The design has to be flexible too (Oh my god, we’re back to multiple browsers! At least most of them are using WebKit), but it’s mostly around the width of the device to make sure things line up.

Don’t Reinvent the Wheel

One of the troubling things I find about a lot of mobile applications is the need to design a “different” user experience. Apple has provided this wonderful library of features, icons and user experience guidelines, and yet I see applications that have icons in a different location and custom actions that aren’t nearly as easy as they should be. Let’s be honest, Apple knows better.

Unless you’re designing a game that requires an immersive experience, using a paradigm that’s different from all other applications means the user is going to have to relearn your application.

That’s not necessarily a good thing.

Apple’s gone to the trouble of producing top notch guidelines that almost guarantee a good user experience. The closer you get to the standards, the better chance you have getting the application approved on the first try (I did). That’s very important in keeping the cost down.

Why reinvent the wheel (and piss off Steve Jobs in the process)?

Mobile Necessarily Doesn’t Have to Be Native

One of the big assumptions about developing for mobile is that the applications have to be in the iPhone application store to gain traction. It helps, but it’s not true. As the mobile revolution takes place, you’ll see more and more websites that have a separate display for mobile devices.

Granted, most of them aren’t very good now (go to MSNBC now to see an example), but as time goes on, people will get better at designing for mobile.

One of the next applications I’ve been working on is actually a mix of web and native. We’re using the WebKit container to display the content and native functionality for some of the features. It creates this interesting hybrid where you have the flexibility of the web with some of the speed of a native applications. For example, we’re caching many of the images and the CSS.

Even though it’s technically a web page, it looks like a iPhone application.

And that’s cool.

Mock It Up in HTML (HTML5 Even!)

The best thing about the device is that it can connect to the Internet. That means you can mock up the user experience with simple HTML pages, and test it on your phone. Apple has produced a kick-ass guide for developing for the iPhone, and you can replicate much of the experience as you would have with a native application in HTML. You can come up with the idea yourself in rough form, and then show it to a developer when done and say, “Hey, this is what I want built.” There’s nothing better than a visual example.

Mock it up.

Test it with friends.


Because it’s a mockup, it doesn’t have to be perfect, but you have a pretty good idea if it’s going to work or not. That way, you can work out some of the ideas before you get to development, and that will save you time and, most importantly, money.

Get a Technical Architect

Here’s my story:

The worst thing about new technology is there are all these small details you have to consider before implementation.
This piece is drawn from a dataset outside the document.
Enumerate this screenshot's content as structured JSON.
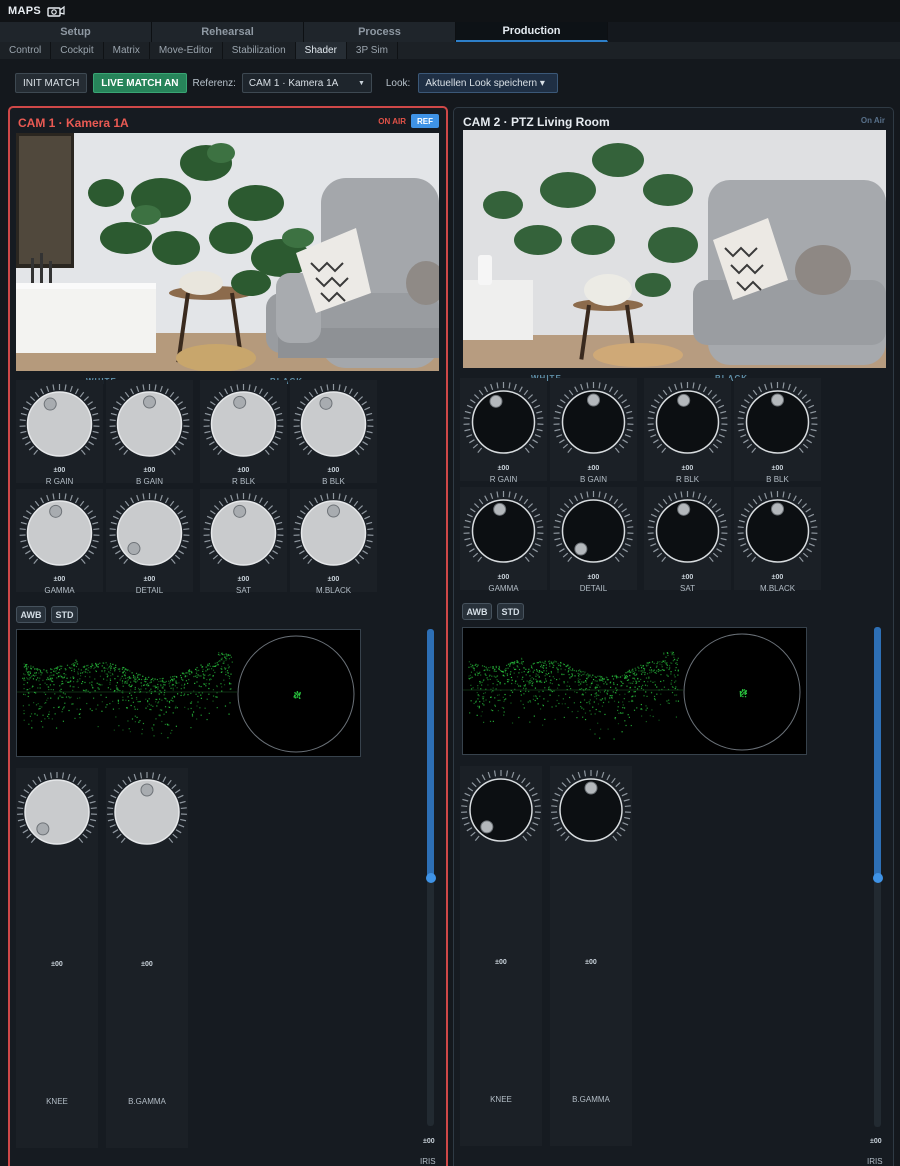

I ran into that with the first application I designed, Pick An Excuse.

The implementation went well. I gave them pixel perfect mockups, and for the most part, the implementation went pretty smooth.
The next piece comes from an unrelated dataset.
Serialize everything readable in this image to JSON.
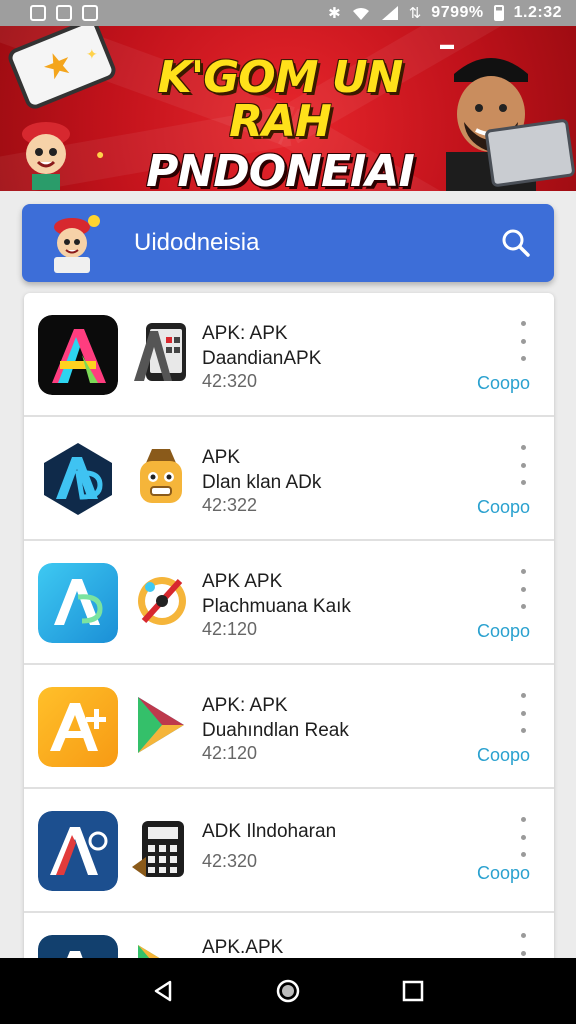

And then…

The application was designed for iOS 4, which cut out half of the market. There wasn’t a single iOS 4 feature. A bunch of my friends wanted to download the application, but couldn’t. The application didn’t have a single feature in it that required iOS 4, yet I had to pay my offshore firm to downgrade it.

This was because I didn’t discuss what I wanted exactly at the very beginning. It would have been nice if that was a question I was asked during development, but it wasn’t.

The solution: get a strong technical architect that you can discuss every detail with. Devil is in the details especially in the mobile world. I have one now, and we discuss everything about the experience. He’s great, because he fights for the user too.

Have Fun with It

Remember, it’s your passion project (and your money).

Have fun with it. Experiment and play, because there’s nothing better than pulling out your phone out at a bar.